Problem
If a line in the data has the string "hint", please show it.

(Collected data entries)
--*--
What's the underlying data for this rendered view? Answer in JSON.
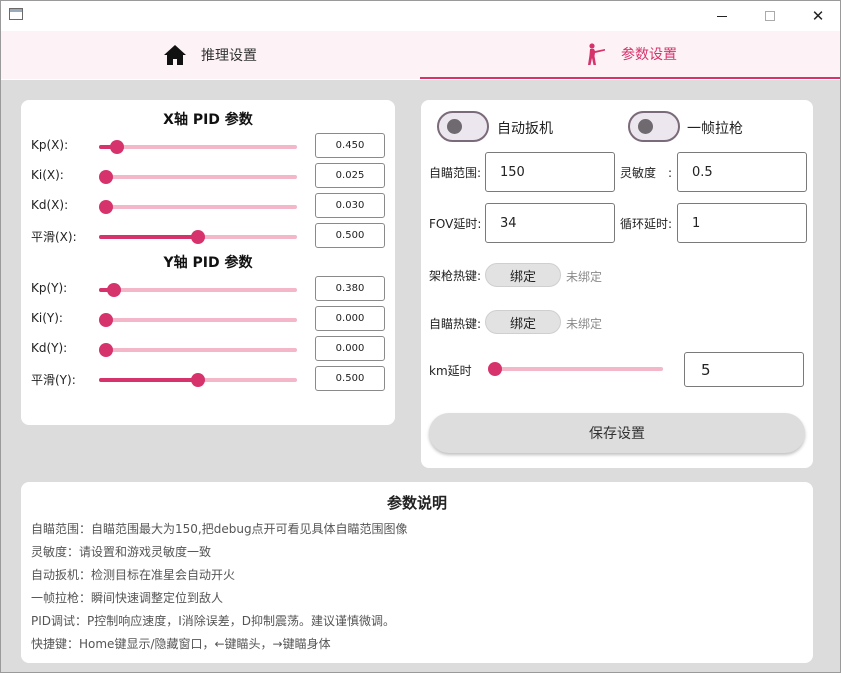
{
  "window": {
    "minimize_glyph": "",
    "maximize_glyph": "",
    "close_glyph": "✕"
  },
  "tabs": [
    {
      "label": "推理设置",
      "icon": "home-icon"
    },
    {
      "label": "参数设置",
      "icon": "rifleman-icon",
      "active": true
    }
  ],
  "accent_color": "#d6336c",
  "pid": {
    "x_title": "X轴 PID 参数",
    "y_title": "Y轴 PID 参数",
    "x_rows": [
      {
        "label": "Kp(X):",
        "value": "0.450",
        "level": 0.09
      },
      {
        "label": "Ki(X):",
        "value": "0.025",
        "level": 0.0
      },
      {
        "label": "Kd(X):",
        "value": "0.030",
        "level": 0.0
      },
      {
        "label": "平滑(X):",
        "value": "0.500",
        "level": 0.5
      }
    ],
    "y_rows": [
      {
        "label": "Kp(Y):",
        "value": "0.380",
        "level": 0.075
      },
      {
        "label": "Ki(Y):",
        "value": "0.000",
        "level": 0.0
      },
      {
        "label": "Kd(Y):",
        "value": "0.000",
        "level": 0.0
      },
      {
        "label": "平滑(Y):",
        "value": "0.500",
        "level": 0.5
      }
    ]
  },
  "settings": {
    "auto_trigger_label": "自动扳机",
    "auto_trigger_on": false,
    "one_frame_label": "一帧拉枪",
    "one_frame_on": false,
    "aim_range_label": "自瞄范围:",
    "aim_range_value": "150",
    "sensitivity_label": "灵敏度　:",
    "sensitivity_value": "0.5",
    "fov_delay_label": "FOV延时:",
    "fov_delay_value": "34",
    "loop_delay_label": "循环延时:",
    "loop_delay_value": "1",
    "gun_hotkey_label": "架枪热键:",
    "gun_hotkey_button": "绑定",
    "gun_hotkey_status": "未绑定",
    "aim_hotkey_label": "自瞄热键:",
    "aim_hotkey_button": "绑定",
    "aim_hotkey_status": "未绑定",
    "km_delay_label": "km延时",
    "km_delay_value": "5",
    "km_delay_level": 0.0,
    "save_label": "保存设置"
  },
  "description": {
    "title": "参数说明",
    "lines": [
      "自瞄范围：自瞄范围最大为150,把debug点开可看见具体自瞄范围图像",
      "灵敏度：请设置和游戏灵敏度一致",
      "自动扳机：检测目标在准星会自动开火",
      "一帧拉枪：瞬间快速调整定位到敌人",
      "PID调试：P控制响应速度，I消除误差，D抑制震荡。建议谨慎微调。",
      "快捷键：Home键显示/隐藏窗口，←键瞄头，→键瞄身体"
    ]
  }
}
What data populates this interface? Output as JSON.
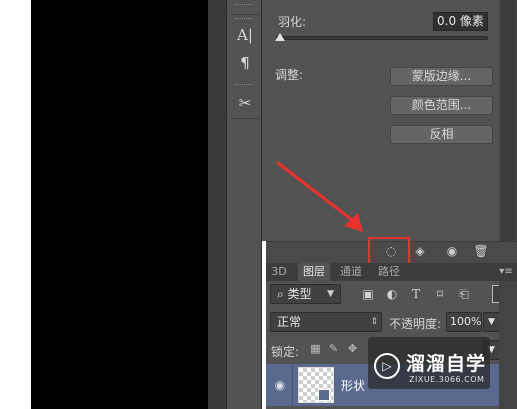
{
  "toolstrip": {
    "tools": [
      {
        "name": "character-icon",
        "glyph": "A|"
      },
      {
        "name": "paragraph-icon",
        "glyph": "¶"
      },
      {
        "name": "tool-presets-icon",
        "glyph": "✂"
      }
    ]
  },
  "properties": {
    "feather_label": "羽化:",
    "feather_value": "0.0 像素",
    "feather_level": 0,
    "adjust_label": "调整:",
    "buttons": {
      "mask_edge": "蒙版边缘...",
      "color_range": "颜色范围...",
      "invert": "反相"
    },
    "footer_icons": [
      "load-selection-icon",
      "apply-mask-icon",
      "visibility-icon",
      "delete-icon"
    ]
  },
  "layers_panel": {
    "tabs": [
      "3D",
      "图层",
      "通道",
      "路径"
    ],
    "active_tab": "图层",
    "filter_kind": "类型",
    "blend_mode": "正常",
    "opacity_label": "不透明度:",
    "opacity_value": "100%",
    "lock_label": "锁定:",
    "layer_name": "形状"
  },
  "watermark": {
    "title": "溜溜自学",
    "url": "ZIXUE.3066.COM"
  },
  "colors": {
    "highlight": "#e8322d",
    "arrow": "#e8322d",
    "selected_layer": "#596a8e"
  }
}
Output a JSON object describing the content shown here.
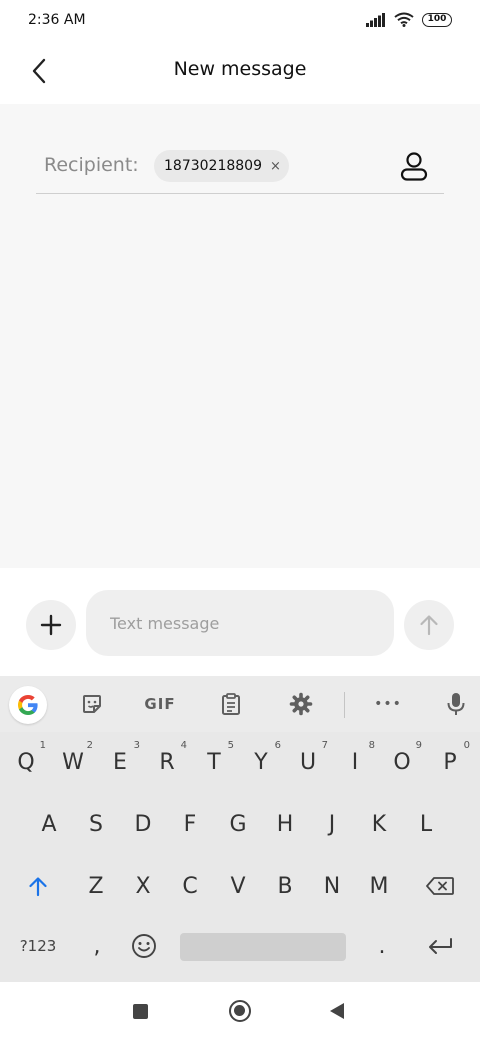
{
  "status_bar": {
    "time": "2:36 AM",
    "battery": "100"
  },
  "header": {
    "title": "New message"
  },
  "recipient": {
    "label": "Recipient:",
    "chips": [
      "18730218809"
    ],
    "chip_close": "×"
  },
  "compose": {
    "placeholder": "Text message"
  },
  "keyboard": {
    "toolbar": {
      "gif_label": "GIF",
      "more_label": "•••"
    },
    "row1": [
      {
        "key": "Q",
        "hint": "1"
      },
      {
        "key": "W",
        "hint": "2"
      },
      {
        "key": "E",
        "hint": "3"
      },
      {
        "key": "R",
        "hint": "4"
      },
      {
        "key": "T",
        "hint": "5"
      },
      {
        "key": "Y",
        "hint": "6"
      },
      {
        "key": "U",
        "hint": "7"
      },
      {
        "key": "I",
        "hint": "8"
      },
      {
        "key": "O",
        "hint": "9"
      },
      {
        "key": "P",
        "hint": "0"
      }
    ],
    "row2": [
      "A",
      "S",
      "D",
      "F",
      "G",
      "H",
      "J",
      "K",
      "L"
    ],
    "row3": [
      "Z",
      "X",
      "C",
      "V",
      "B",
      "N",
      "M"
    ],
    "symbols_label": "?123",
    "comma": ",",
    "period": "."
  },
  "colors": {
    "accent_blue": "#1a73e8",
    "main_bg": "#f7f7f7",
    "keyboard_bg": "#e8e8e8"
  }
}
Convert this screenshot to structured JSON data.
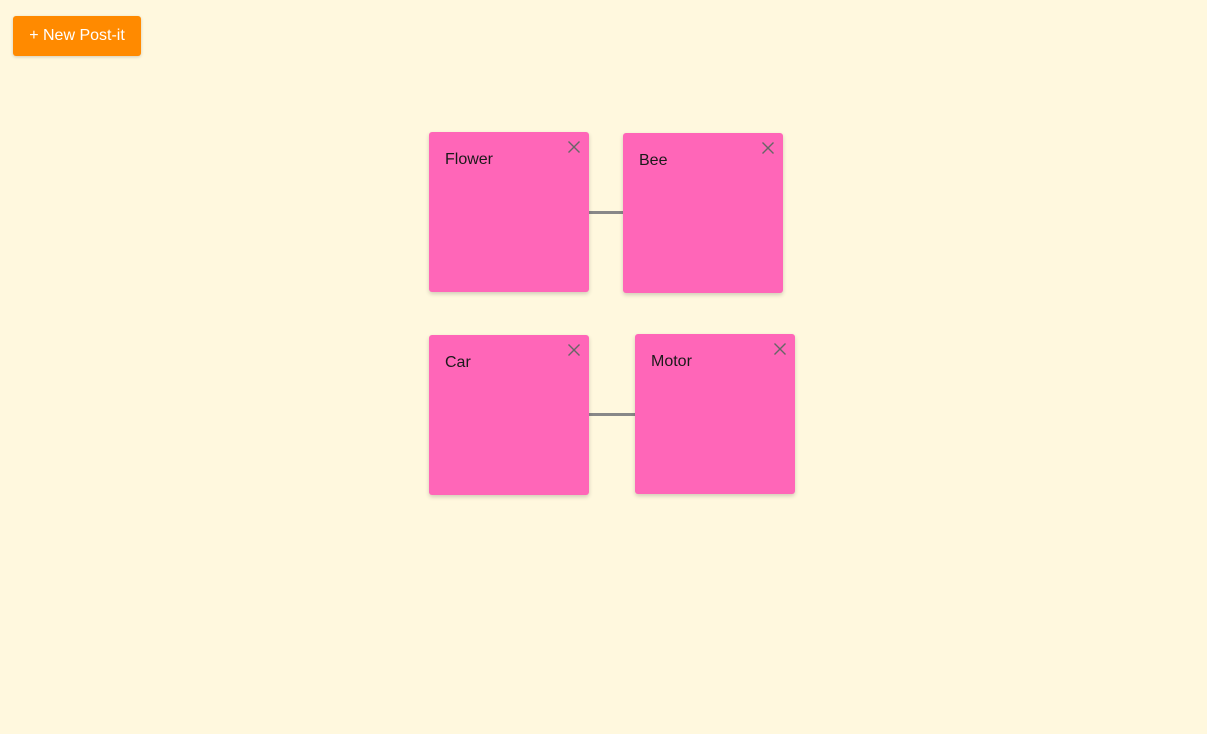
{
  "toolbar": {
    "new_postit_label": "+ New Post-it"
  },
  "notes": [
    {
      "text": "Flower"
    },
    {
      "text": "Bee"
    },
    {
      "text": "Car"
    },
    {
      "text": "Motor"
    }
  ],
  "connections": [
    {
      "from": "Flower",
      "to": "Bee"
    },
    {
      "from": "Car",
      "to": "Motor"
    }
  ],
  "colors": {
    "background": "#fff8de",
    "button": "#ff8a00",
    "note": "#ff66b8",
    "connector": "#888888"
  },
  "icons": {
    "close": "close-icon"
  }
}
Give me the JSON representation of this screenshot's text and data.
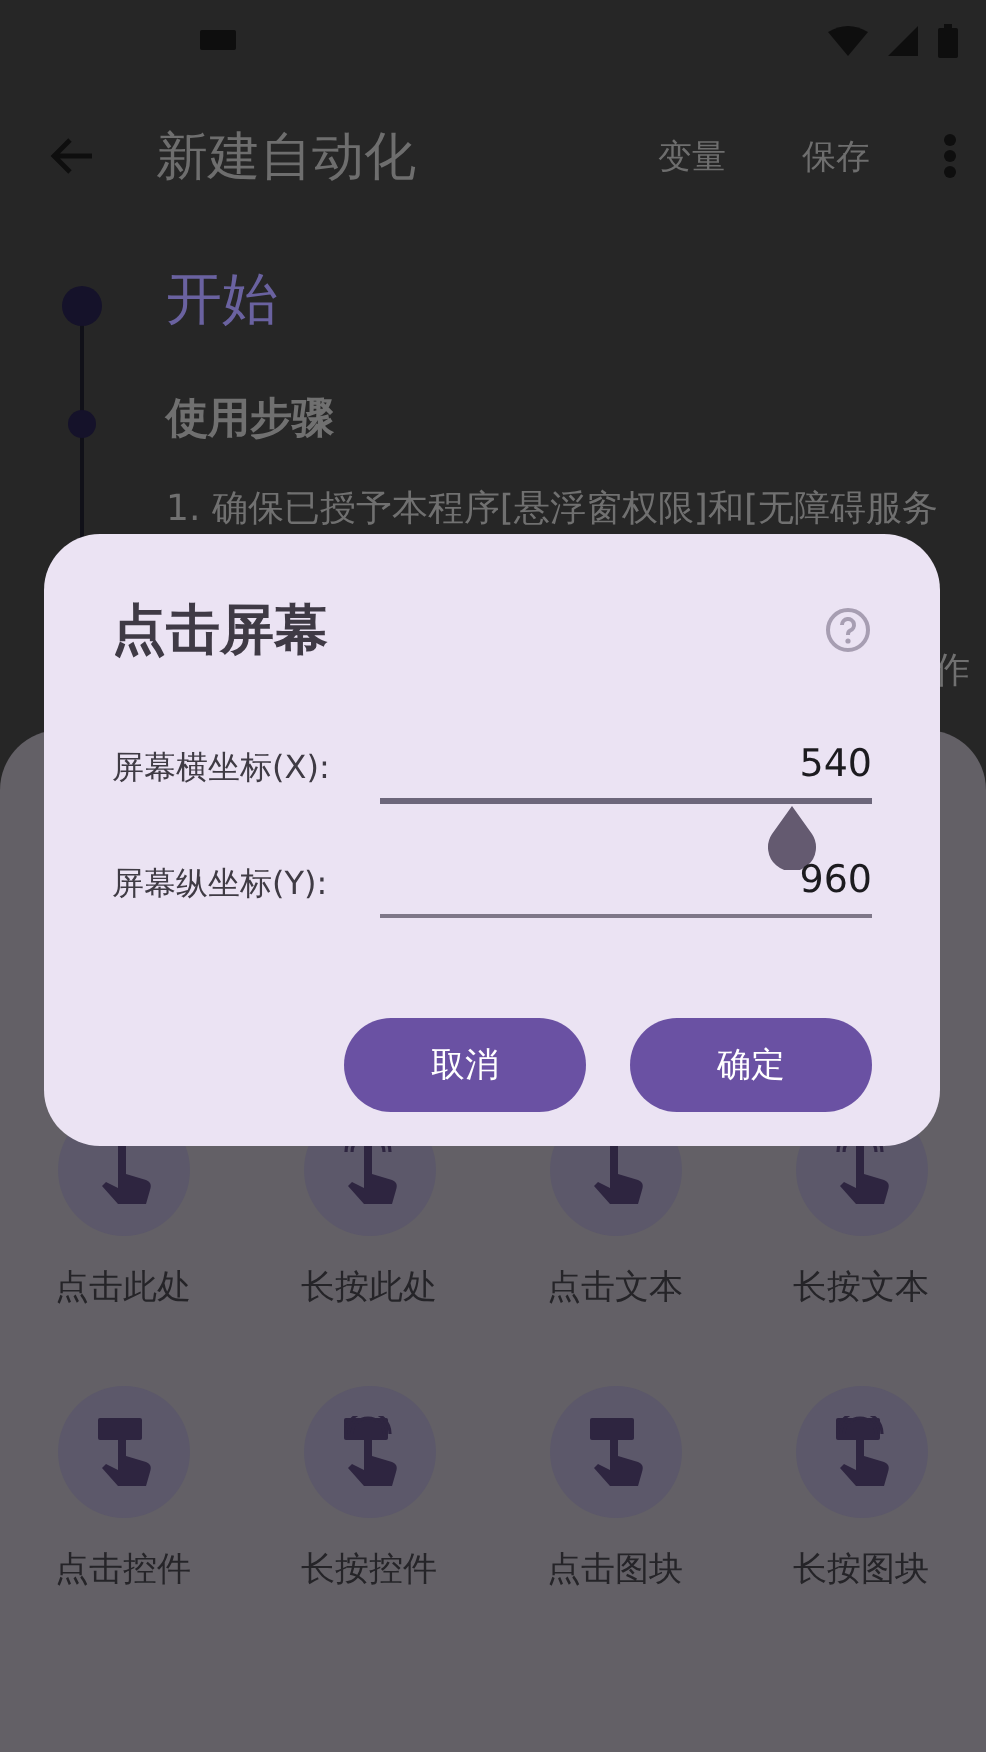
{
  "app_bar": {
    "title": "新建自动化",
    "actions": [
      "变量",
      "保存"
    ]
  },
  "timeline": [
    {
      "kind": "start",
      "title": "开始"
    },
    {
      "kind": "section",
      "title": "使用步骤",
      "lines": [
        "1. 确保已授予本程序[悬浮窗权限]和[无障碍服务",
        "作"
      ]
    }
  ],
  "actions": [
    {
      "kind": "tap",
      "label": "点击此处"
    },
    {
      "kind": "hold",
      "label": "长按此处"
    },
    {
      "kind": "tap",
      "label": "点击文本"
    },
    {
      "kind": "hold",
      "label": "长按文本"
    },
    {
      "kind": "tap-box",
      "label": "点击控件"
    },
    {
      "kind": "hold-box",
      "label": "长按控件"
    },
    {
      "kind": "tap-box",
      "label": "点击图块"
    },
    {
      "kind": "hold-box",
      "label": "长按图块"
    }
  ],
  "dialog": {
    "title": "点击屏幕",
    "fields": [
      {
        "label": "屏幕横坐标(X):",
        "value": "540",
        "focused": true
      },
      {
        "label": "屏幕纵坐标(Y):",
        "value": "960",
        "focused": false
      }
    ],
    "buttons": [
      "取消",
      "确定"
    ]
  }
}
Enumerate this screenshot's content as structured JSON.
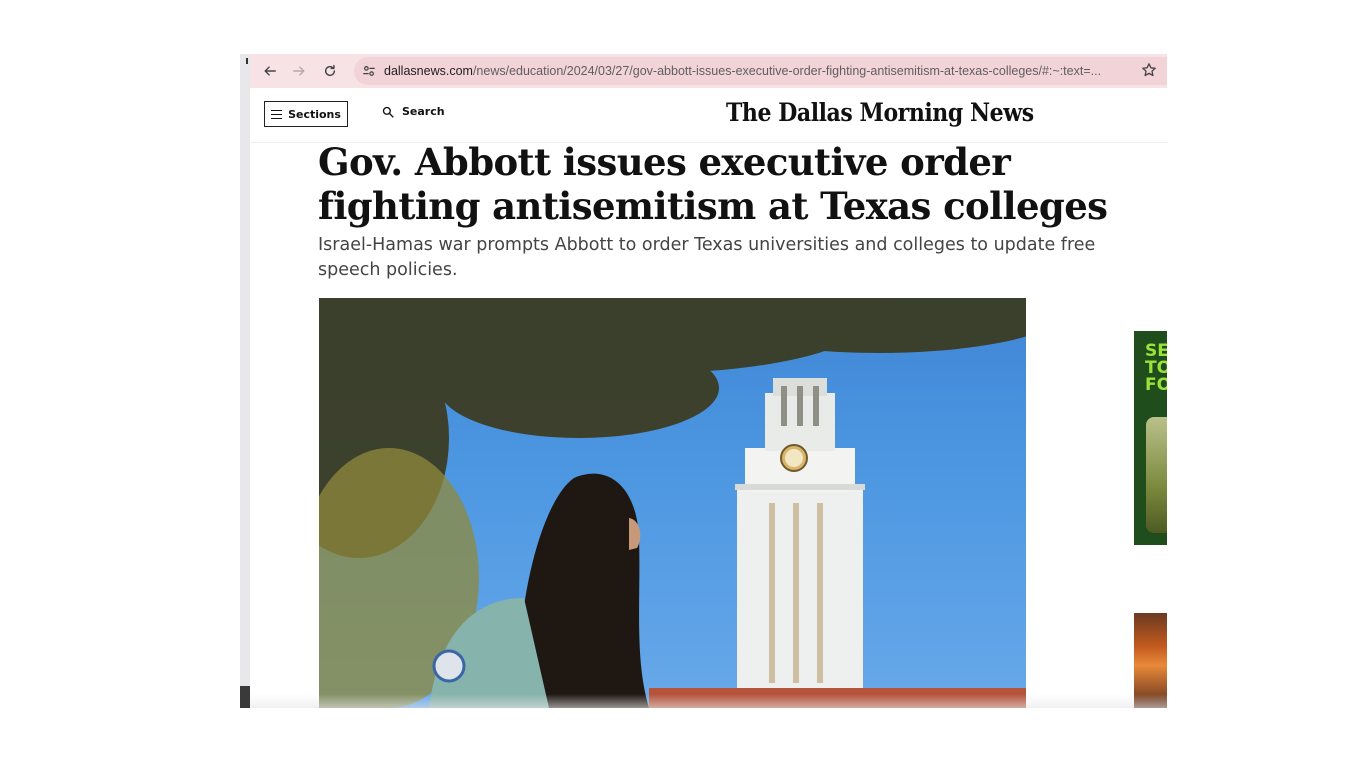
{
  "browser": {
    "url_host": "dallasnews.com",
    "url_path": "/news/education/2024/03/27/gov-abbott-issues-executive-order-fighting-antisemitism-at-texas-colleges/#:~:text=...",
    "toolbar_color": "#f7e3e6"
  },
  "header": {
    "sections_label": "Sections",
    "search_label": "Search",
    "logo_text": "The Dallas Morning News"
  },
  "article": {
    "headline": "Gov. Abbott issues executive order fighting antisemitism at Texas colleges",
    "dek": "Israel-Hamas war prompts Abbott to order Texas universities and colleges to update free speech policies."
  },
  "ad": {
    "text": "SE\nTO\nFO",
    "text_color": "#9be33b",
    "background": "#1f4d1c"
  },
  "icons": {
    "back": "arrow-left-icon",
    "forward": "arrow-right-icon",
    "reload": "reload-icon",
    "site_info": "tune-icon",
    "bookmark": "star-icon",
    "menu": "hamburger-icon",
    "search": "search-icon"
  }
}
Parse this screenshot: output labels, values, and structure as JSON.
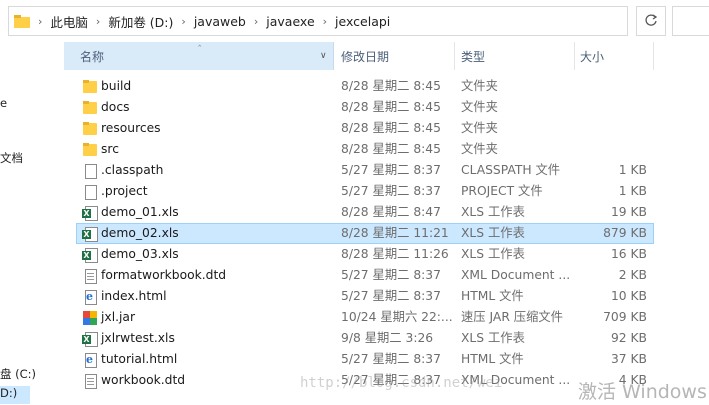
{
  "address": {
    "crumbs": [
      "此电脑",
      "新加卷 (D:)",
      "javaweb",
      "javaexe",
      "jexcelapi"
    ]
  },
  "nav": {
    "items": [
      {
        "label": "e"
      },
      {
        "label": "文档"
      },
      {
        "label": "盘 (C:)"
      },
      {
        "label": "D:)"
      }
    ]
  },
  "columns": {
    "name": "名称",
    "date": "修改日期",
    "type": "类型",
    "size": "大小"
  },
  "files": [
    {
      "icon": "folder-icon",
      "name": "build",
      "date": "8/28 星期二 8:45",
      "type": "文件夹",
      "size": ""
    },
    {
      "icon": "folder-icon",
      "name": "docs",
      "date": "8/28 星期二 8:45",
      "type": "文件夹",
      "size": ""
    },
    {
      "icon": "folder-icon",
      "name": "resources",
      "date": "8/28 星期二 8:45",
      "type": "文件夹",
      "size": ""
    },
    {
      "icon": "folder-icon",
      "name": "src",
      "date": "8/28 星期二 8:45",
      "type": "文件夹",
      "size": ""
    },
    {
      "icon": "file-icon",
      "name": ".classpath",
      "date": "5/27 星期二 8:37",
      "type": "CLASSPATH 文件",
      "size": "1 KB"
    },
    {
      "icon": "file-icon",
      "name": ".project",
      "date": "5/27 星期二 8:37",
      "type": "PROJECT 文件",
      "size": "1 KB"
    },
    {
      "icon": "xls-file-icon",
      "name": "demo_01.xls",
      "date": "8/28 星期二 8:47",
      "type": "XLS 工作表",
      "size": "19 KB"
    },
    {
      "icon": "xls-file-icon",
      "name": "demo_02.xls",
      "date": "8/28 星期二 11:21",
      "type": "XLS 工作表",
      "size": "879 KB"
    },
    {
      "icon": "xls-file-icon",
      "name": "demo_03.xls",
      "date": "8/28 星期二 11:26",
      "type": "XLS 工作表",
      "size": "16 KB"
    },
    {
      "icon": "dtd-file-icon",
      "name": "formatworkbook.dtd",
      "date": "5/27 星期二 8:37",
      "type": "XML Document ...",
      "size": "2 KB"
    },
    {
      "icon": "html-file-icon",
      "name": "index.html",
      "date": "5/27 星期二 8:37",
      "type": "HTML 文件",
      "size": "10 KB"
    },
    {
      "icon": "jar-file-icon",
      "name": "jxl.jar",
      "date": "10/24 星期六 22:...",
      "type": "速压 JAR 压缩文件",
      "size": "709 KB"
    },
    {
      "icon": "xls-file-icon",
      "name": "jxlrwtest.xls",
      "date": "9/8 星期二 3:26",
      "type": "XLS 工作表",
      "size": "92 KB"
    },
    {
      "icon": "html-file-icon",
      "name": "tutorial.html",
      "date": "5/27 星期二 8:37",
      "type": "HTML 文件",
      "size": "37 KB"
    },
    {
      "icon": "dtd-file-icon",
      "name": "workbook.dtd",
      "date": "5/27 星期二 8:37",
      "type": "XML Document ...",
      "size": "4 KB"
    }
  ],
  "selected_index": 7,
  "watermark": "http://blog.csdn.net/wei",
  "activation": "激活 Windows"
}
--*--
Answer to this exercise
        "hint": "1"
        "hint": "2"
        "hint": "3"
        "hint": "4"
        "hint": "5"
        "hint": "6"
        "hint": "7"
        "hint": "8"
        "hint": "9"
        "hint": "0"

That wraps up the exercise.